What starts as a quick check can easily morph into hours spent scrolling.  The initial dopamine hit gives way to feelings of guilt and frustration as important tasks go neglected. This cycle of wasted time and missed deadlines can exacerbate feelings of inadequacy and contribute to the ADHD burnout cycle.

While doom scrolling often involves encountering negative or overwhelming content, it’s important to remember that even seemingly positive social media interactions can contribute to the cycle.  

The constant barrage of perfectly curated lives can lead to feelings of inadequacy and social comparison, further fueling the need for the fleeting dopamine hits of scrolling.

Understanding the allure of ADHD doom scrolling is the first step towards breaking free from its grip. 

By recognizing the triggers and developing healthy habits for managing social media use, adults with ADHD can reclaim their time and focus on activities that bring them genuine fulfillment.

Do People with ADHD Struggle in Social Settings?

While social media can feel isolating for some with ADHD, it’s important to distinguish this from challenges in face-to-face interactions.  Adults with ADHD may struggle with social situations due to difficulties with focus, impulsivity, or trouble picking up on social cues. 

However, social media can also present its own set of challenges.

How Does Social Media Impact ADHD?

Here’s a closer look at how social media can negatively impact adults with ADHD:

  • Increased Distractions: The constant notifications, updates, and visually stimulating content on social media can be highly distracting for someone with ADHD. This can make it difficult to focus on work, relationships, or other important tasks.
  • Information Overload: Social media bombards us with a constant stream of information. For adults with ADHD, who may already struggle with filtering information, this can lead to feeling overwhelmed and anxious.
  • Comparison Trap: Social media often presents a curated version of people’s lives, filled with highlights and achievements. This can lead to feelings of inadequacy and social comparison for adults with ADHD, impacting self-esteem.
  • Procrastination Pitfall: The ease of scrolling through social media can be a major procrastination trigger for adults with ADHD. What starts as a quick check can easily turn into hours spent mindlessly browsing, leading to missed deadlines and feelings of guilt.

The ADHD Burnout Cycle and Social Media

The constant stimulation and pressure to keep up with the online world can contribute to the ADHD burnout cycle. 

This cycle often involves:

  • Hyperfocus: Initially, social media can trigger a state of hyperfocus, leading to excessive scrolling and neglecting responsibilities.
  • Exhaustion: Over time, this hyperfocus can lead to mental and emotional exhaustion, impacting mood and motivation.
  • Frustration and Self-Doubt: The cycle can then lead to feelings of frustration and self-doubt as goals go unmet and productivity plummets.

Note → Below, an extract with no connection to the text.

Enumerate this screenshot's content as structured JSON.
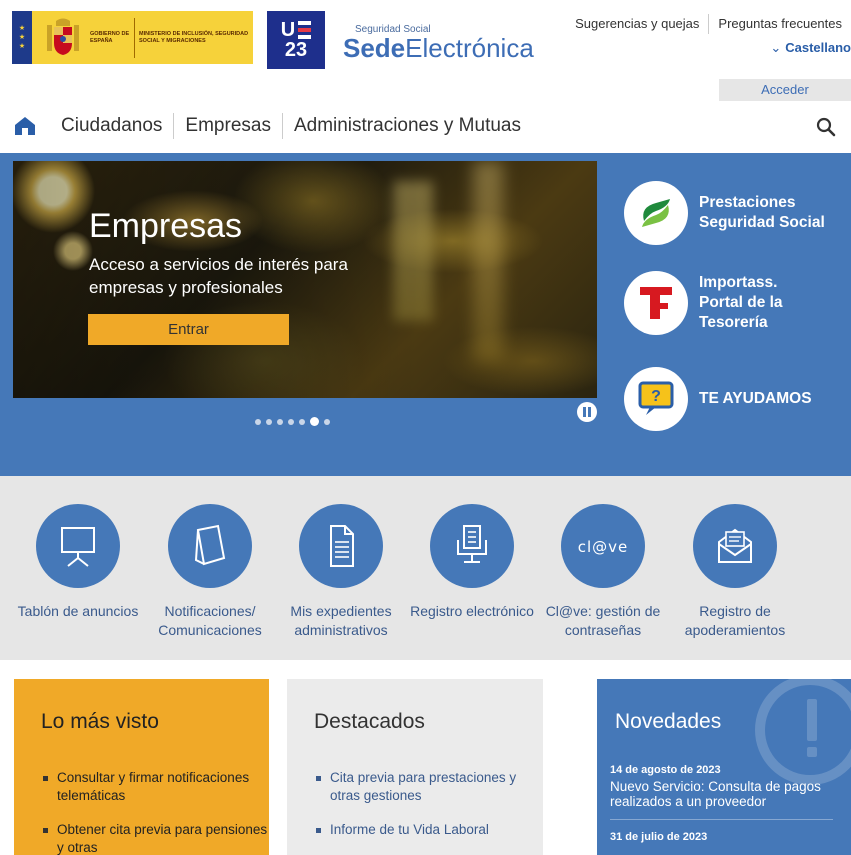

Social media can be a valuable tool, but it’s important for adults with ADHD to be mindful of its potential drawbacks. By understanding how social media impacts your ADHD symptoms, you can develop strategies for managing your online time. Here are some tips:

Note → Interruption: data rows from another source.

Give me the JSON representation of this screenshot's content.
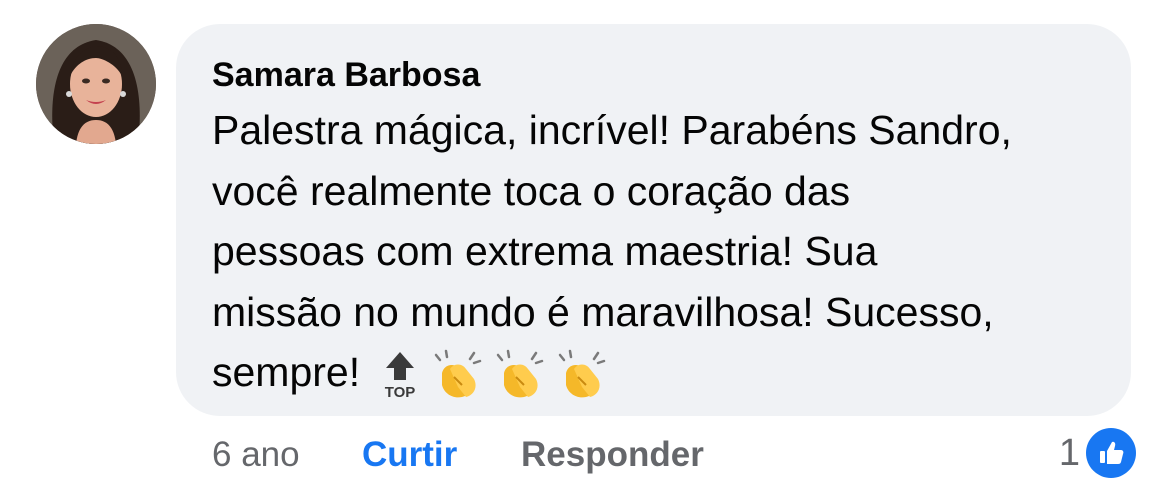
{
  "comment": {
    "author": "Samara Barbosa",
    "lines": [
      "Palestra mágica, incrível! Parabéns Sandro,",
      "você realmente toca o coração das",
      "pessoas com extrema maestria! Sua",
      "missão no mundo é maravilhosa! Sucesso,",
      "sempre!"
    ],
    "emojis": [
      "top-arrow-icon",
      "clapping-hands-icon",
      "clapping-hands-icon",
      "clapping-hands-icon"
    ],
    "top_emoji_text": "TOP"
  },
  "footer": {
    "time": "6 ano",
    "like_label": "Curtir",
    "reply_label": "Responder"
  },
  "reactions": {
    "count": "1",
    "type": "like-icon"
  },
  "colors": {
    "bubble": "#f0f2f5",
    "accent": "#1877f2",
    "secondary_text": "#65676b",
    "primary_text": "#050505"
  }
}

  • Set Time Limits: Schedule specific times to check social media and stick to them. Utilize website blockers or apps to limit access during focused work periods.
  • Curate Your Feed: Unfollow accounts that trigger negativity or comparison. Instead, follow accounts that inspire, educate, or motivate you.
  • Prioritize Real-Life Connections: While social media offers connection, prioritize in-person interactions with loved ones.
  • Engage in Activities You Enjoy: Make time for activities you find genuinely engaging. This can help reduce reliance on social media for stimulation.

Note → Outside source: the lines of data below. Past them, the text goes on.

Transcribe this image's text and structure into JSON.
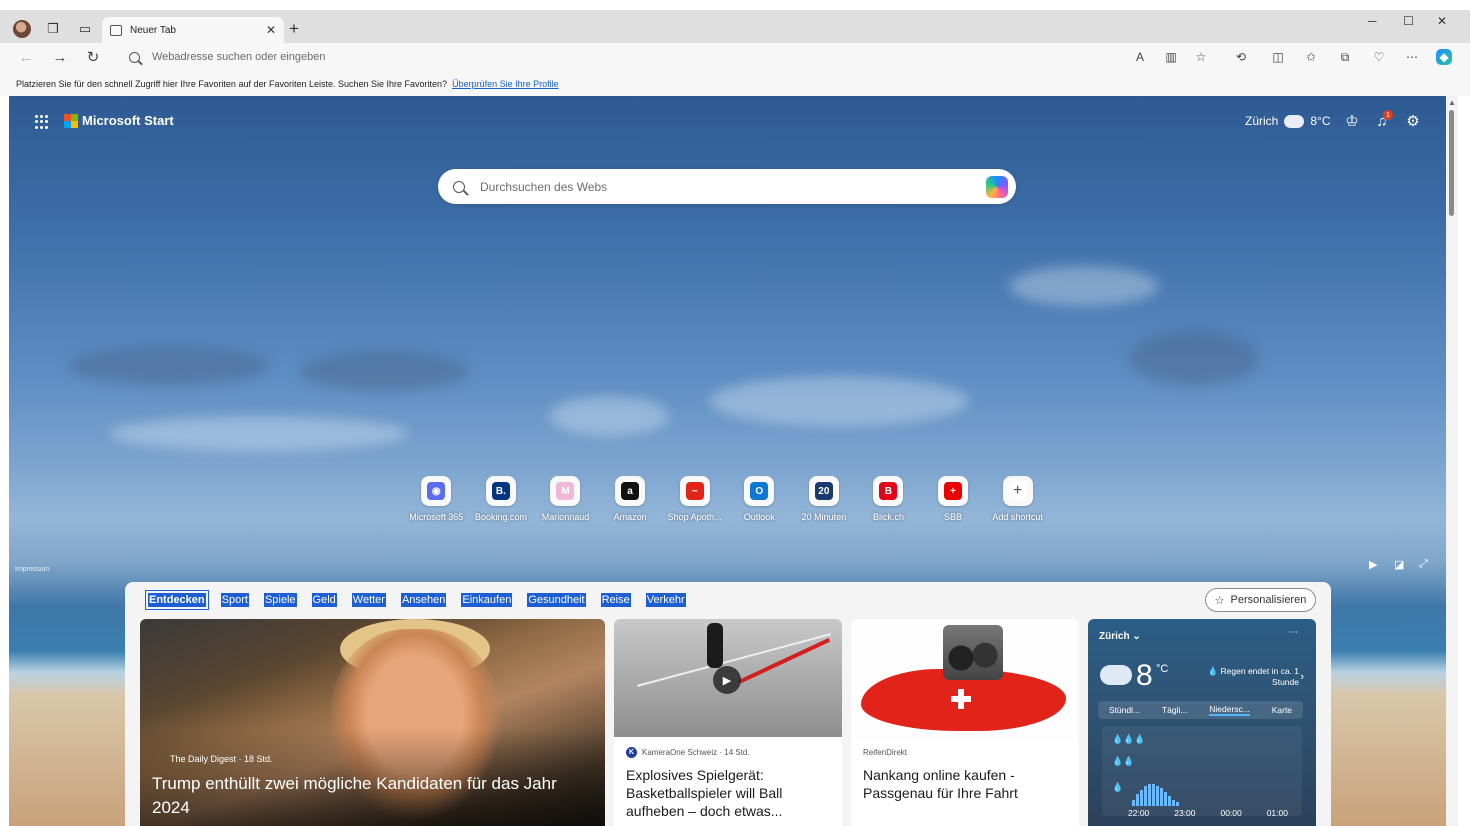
{
  "browser": {
    "tab_title": "Neuer Tab",
    "address_placeholder": "Webadresse suchen oder eingeben",
    "favbar_text": "Platzieren Sie für den schnell Zugriff hier Ihre Favoriten auf der Favoriten Leiste. Suchen Sie Ihre Favoriten?",
    "favbar_link": "Überprüfen Sie Ihre Profile"
  },
  "header": {
    "title": "Microsoft Start",
    "city": "Zürich",
    "temp": "8°C",
    "notif_count": "1"
  },
  "search": {
    "placeholder": "Durchsuchen des Webs"
  },
  "shortcuts": [
    {
      "label": "Microsoft 365",
      "glyph": "◉",
      "color": "#5b6cf0"
    },
    {
      "label": "Booking.com",
      "glyph": "B.",
      "color": "#003580"
    },
    {
      "label": "Marionnaud",
      "glyph": "M",
      "color": "#f0b7d6"
    },
    {
      "label": "Amazon",
      "glyph": "a",
      "color": "#111111"
    },
    {
      "label": "Shop Apoth...",
      "glyph": "~",
      "color": "#e2231a"
    },
    {
      "label": "Outlook",
      "glyph": "O",
      "color": "#0f78d4"
    },
    {
      "label": "20 Minuten",
      "glyph": "20",
      "color": "#1a3a6e"
    },
    {
      "label": "Blick.ch",
      "glyph": "B",
      "color": "#e2001a"
    },
    {
      "label": "SBB",
      "glyph": "+",
      "color": "#eb0000"
    },
    {
      "label": "Add shortcut",
      "glyph": "+",
      "color": "#ffffff"
    }
  ],
  "impressum": "Impressum",
  "feed": {
    "tabs": [
      "Entdecken",
      "Sport",
      "Spiele",
      "Geld",
      "Wetter",
      "Ansehen",
      "Einkaufen",
      "Gesundheit",
      "Reise",
      "Verkehr"
    ],
    "personalize": "Personalisieren",
    "lead": {
      "source": "The Daily Digest · 18 Std.",
      "title": "Trump enthüllt zwei mögliche Kandidaten für das Jahr 2024"
    },
    "card2": {
      "source": "KameraOne Schweiz · 14 Std.",
      "title": "Explosives Spielgerät: Basketballspieler will Ball aufheben – doch etwas..."
    },
    "card3": {
      "source": "ReifenDirekt",
      "title": "Nankang online kaufen - Passgenau für Ihre Fahrt"
    },
    "weather": {
      "city": "Zürich",
      "temp": "8",
      "unit": "°C",
      "note": "Regen endet in ca. 1 Stunde",
      "tabs": [
        "Stündl...",
        "Tägli...",
        "Niedersc...",
        "Karte"
      ],
      "times": [
        "22:00",
        "23:00",
        "00:00",
        "01:00"
      ]
    }
  },
  "colors": {
    "accent": "#1d5fd3",
    "link": "#1a5fd0"
  }
}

Remember, social media doesn’t have to control your life.  By taking control of your online habits and prioritizing strategies that work for you, you can leverage the benefits of social media while minimizing its negative impact on your ADHD.

Empowered Therapy is committed to diversity, equity, inclusion, and trauma informed care for individuals and couples in Chicago and the surrounding area.

Learn more about our therapists and
specialties here. 

Follow the link below if you’re ready to start therapy and get back to you.